## Problem details
Return verbatim the line containing "Give me the" together with all lines that follow it, through the end of the records.

--- Record set Enclosed Below ---

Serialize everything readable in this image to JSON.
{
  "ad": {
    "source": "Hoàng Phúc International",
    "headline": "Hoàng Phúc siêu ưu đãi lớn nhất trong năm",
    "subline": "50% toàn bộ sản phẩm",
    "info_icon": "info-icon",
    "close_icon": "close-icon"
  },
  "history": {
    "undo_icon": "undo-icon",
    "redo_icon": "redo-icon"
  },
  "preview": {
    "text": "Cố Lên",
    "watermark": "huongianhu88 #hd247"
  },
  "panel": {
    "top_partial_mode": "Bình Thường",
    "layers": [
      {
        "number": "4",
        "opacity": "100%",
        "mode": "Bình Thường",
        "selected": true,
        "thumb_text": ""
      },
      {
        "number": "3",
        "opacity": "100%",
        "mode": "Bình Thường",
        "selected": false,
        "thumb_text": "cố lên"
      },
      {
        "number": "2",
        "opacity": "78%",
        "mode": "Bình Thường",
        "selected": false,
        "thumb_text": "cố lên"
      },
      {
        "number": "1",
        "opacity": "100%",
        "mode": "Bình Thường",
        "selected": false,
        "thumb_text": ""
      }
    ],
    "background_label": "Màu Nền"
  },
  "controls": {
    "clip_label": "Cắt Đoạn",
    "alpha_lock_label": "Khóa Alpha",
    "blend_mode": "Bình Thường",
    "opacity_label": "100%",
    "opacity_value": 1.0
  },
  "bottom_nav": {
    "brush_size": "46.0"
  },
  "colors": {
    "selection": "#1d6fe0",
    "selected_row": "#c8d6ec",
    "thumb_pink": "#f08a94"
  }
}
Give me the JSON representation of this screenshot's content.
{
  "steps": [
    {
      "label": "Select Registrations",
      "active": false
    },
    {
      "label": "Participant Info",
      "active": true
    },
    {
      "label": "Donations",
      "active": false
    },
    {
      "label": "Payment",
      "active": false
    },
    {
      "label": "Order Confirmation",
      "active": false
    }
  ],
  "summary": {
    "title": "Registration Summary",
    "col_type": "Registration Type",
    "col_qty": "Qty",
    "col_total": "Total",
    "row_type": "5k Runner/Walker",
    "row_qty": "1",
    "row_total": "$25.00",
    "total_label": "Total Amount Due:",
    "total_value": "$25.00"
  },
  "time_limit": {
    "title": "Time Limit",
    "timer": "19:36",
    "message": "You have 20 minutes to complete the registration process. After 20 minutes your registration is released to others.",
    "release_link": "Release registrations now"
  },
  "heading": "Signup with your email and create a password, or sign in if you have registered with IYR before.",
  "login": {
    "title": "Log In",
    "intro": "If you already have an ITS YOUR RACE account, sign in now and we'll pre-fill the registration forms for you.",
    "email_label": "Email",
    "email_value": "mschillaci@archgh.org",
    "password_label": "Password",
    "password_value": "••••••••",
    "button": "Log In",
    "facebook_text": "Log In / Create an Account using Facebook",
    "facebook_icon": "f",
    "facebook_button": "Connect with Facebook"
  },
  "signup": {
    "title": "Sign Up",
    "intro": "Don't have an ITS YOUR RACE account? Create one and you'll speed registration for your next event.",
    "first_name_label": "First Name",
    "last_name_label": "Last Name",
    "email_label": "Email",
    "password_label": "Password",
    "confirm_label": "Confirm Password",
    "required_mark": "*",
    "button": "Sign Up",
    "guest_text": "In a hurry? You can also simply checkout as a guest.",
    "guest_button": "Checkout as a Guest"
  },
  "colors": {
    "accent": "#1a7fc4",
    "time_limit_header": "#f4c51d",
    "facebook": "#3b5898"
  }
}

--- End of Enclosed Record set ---

## Response area
Give me the JSON representation of this screenshot's content.
{
  "steps": [
    {
      "label": "Select Registrations",
      "active": false
    },
    {
      "label": "Participant Info",
      "active": true
    },
    {
      "label": "Donations",
      "active": false
    },
    {
      "label": "Payment",
      "active": false
    },
    {
      "label": "Order Confirmation",
      "active": false
    }
  ],
  "summary": {
    "title": "Registration Summary",
    "col_type": "Registration Type",
    "col_qty": "Qty",
    "col_total": "Total",
    "row_type": "5k Runner/Walker",
    "row_qty": "1",
    "row_total": "$25.00",
    "total_label": "Total Amount Due:",
    "total_value": "$25.00"
  },
  "time_limit": {
    "title": "Time Limit",
    "timer": "19:36",
    "message": "You have 20 minutes to complete the registration process. After 20 minutes your registration is released to others.",
    "release_link": "Release registrations now"
  },
  "heading": "Signup with your email and create a password, or sign in if you have registered with IYR before.",
  "login": {
    "title": "Log In",
    "intro": "If you already have an ITS YOUR RACE account, sign in now and we'll pre-fill the registration forms for you.",
    "email_label": "Email",
    "email_value": "mschillaci@archgh.org",
    "password_label": "Password",
    "password_value": "••••••••",
    "button": "Log In",
    "facebook_text": "Log In / Create an Account using Facebook",
    "facebook_icon": "f",
    "facebook_button": "Connect with Facebook"
  },
  "signup": {
    "title": "Sign Up",
    "intro": "Don't have an ITS YOUR RACE account? Create one and you'll speed registration for your next event.",
    "first_name_label": "First Name",
    "last_name_label": "Last Name",
    "email_label": "Email",
    "password_label": "Password",
    "confirm_label": "Confirm Password",
    "required_mark": "*",
    "button": "Sign Up",
    "guest_text": "In a hurry? You can also simply checkout as a guest.",
    "guest_button": "Checkout as a Guest"
  },
  "colors": {
    "accent": "#1a7fc4",
    "time_limit_header": "#f4c51d",
    "facebook": "#3b5898"
  }
}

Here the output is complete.